But one of the reasons for the recent frenzied speculation around the potential Ampere and Turing names is because they do make sense, they are believable. Well, that and because we’re all desperate for new graphics cards in these tough times.

Nvidia GPUs

And that’s because Nvidia have historically named their graphics architectures around noted scientists, such as Nikola Tesla, Enrico Fermi, Johannes Kepler, James Clerk Maxwell, Blaise Pascal, and lately Alessandro Volta.

So here’s our favourite potential future Nvidia architectural codenames. Who knows, one of them may even turn out to be real…


Named after André-Marie Ampère, a French physicist who gave his name to the official standard measurement of current: the ampere, or amp.


Named after Alan Turing, a cryptographer most widely known for his work at Bletchley Park during the Second World War to break the Enigma Code, and for his pioneering work on artificial intelligence.


Named after Ross Quillian, a specialist in artificial intelligence who is credited with developing the first semantic web. It’s the method AI uses to associate words and concepts together.


Named after Margaret Hamilton, a computer scientist who lead the a team at the Software Engineering Division of MIT which developed the code which ran the in-flight software for the Apollo space program. And isn’t it about time we had a GPU named after a brilliant lady? Seriously, just check out this image of her next to the mountain of code she and her team developed.


Named after Georg Simon Ohm, a German physicist responsible for Ohm’s law and the standard ohm unit of electrical resistance. Though it might actually be a better codename for AMD to use as a rival GPU architecture, y’know ‘the resistance’ and all that…

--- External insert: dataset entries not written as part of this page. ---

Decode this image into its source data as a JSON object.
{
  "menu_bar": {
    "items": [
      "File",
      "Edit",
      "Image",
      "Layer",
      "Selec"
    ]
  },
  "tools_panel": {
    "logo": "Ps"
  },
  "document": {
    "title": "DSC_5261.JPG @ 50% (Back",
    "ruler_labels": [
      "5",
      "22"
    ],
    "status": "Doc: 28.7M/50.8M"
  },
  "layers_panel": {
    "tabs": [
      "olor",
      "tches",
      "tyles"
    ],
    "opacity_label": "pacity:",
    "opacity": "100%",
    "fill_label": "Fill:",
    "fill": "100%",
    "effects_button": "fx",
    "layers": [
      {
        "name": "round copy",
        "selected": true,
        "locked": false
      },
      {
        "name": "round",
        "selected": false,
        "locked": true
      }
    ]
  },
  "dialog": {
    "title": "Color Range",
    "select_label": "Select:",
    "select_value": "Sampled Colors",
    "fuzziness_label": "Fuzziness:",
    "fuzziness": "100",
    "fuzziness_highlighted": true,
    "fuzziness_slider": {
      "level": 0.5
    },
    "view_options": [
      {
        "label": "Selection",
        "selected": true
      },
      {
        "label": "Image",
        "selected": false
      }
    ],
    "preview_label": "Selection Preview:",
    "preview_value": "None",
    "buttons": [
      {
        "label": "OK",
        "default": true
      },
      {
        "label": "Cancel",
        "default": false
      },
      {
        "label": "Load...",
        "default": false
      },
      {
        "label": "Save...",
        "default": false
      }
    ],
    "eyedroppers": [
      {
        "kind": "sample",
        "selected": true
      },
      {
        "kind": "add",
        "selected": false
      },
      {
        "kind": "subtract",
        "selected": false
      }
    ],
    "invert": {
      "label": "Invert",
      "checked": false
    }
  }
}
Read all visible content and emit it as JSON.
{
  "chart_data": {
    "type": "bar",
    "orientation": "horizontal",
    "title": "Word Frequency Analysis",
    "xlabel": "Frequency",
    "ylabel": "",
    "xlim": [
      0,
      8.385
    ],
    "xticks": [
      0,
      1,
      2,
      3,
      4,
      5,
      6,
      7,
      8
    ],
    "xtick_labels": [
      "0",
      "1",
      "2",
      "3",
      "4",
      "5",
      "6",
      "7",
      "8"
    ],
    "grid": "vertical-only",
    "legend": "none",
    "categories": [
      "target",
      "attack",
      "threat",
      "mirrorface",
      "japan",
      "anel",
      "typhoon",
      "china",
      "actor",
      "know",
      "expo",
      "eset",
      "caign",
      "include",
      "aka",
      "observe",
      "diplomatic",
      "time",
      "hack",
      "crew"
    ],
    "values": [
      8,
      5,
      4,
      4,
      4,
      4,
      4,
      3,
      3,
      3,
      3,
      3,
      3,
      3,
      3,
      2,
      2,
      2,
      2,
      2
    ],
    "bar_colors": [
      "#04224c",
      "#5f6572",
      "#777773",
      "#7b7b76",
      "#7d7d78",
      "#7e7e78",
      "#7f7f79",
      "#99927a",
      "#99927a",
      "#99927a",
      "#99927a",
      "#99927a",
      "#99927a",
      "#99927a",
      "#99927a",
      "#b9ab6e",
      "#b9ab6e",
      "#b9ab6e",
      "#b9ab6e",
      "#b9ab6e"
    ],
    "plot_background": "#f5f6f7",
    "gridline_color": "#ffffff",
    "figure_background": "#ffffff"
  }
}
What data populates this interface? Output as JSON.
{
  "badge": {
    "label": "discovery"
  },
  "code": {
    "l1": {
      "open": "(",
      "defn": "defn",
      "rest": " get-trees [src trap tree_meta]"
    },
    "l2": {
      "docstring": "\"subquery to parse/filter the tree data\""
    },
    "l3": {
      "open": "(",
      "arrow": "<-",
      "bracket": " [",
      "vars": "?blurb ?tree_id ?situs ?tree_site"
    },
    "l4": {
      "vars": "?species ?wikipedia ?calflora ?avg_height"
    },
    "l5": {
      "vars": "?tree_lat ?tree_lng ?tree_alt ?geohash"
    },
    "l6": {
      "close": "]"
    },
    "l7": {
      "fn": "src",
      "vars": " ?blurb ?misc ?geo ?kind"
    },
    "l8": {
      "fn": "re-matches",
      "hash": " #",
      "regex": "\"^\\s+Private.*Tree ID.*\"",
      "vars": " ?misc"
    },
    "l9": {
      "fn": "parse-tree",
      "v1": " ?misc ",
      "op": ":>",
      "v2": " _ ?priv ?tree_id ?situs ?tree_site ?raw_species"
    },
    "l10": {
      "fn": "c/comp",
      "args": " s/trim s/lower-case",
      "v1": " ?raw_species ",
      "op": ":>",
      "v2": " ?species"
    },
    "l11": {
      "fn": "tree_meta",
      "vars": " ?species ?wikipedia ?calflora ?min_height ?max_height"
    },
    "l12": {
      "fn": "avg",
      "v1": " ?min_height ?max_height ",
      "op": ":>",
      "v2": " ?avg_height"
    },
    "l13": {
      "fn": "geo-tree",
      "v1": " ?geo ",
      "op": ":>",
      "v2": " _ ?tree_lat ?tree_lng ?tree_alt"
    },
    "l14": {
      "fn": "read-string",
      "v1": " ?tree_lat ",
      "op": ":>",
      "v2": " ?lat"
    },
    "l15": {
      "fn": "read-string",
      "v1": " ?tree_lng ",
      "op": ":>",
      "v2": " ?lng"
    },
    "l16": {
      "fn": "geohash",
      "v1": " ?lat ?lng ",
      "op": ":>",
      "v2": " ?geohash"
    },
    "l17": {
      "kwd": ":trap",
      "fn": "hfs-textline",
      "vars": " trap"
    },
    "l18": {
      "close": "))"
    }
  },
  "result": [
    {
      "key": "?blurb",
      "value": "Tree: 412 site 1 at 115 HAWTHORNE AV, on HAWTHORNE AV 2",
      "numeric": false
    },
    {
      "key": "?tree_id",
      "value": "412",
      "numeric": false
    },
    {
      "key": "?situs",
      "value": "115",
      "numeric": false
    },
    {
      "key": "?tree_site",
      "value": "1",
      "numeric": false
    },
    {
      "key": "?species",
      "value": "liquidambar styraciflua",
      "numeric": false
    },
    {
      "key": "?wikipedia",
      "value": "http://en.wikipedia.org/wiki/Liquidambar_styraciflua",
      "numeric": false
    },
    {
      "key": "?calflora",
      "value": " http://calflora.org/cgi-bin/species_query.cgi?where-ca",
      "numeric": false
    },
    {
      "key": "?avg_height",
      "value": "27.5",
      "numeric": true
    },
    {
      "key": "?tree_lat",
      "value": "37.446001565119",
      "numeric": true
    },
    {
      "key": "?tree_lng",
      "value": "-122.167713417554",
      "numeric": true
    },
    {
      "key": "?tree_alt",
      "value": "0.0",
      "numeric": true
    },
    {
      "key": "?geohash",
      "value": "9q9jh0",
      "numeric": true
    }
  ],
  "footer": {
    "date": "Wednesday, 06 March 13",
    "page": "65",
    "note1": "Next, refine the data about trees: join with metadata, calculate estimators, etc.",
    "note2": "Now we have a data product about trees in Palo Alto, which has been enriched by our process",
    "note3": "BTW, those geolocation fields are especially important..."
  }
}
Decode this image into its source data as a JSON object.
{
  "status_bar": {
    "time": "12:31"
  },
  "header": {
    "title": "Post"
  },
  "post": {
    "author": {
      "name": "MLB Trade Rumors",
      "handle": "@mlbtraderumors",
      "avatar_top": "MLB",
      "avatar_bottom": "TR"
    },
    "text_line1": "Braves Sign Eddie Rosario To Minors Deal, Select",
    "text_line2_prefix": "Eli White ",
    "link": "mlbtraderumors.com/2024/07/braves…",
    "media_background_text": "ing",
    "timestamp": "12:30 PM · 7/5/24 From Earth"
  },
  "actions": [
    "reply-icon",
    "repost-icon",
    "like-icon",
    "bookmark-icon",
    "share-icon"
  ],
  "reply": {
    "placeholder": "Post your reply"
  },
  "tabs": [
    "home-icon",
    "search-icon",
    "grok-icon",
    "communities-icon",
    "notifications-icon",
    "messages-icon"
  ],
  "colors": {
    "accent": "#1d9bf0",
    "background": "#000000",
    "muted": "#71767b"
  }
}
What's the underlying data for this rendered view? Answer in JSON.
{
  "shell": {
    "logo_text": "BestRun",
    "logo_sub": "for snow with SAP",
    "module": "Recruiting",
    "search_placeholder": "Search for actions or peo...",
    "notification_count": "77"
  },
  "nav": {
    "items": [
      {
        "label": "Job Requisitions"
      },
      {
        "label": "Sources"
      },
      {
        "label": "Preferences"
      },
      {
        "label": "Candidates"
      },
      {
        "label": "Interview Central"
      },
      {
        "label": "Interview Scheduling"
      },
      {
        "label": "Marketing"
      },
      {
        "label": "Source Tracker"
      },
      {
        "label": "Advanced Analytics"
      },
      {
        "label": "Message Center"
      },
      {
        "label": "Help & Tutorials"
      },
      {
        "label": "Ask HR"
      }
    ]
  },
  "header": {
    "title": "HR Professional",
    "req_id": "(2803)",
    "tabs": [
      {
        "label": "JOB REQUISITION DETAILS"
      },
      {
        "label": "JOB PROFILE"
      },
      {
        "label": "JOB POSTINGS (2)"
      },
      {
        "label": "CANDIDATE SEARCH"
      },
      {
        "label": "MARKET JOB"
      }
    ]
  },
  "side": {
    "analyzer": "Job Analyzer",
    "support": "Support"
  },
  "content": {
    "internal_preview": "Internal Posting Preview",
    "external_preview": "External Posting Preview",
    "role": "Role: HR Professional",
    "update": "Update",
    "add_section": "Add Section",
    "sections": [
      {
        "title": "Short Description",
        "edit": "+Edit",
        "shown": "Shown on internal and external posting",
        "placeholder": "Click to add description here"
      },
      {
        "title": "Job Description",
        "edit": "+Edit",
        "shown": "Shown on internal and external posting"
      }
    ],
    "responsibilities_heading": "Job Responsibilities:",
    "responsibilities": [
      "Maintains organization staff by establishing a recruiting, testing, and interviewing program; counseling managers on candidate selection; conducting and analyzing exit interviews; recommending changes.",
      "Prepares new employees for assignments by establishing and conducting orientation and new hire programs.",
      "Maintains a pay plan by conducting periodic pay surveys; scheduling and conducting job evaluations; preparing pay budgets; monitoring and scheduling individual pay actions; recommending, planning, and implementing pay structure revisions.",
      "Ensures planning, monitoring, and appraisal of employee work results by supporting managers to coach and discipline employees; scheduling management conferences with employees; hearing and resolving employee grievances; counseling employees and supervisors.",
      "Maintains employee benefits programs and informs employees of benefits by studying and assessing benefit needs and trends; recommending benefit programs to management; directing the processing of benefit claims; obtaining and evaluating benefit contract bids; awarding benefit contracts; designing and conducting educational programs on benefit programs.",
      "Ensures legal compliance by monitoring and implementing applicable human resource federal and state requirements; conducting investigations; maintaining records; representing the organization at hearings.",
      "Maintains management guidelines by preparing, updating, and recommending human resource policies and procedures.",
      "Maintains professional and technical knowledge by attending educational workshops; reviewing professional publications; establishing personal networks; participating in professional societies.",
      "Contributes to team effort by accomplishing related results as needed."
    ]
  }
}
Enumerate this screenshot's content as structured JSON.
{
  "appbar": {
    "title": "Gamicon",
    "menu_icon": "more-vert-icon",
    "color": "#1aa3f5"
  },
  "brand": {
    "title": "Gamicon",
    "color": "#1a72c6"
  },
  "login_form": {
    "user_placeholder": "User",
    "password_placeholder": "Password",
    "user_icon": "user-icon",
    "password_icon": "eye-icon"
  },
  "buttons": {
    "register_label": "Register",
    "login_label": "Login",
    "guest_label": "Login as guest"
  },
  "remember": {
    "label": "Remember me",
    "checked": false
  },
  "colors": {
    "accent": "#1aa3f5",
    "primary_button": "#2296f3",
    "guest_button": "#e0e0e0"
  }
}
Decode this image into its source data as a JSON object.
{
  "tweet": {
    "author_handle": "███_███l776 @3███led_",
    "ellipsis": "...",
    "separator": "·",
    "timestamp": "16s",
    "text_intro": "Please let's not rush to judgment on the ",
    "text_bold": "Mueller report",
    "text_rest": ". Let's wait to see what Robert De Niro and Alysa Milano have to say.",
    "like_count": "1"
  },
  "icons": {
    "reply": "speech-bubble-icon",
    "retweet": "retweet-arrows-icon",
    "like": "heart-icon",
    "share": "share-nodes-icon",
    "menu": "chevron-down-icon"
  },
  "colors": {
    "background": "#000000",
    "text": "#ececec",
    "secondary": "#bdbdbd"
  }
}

Named after Katherine G. Johnson, an African-American mathematician and NASA numbers whizz who calculated the emergency return trajectories for manned space missions and was a critical part of the Apollo moon landing program.


Named after William Shockley, an American physicist whose work at Bell Labs helped develop the transistor. And since future Nvidia GPUs are likely to pack in untold billions of the things that probably makes him worth a thought. Though as a supposed proponent of eugenics maybe not.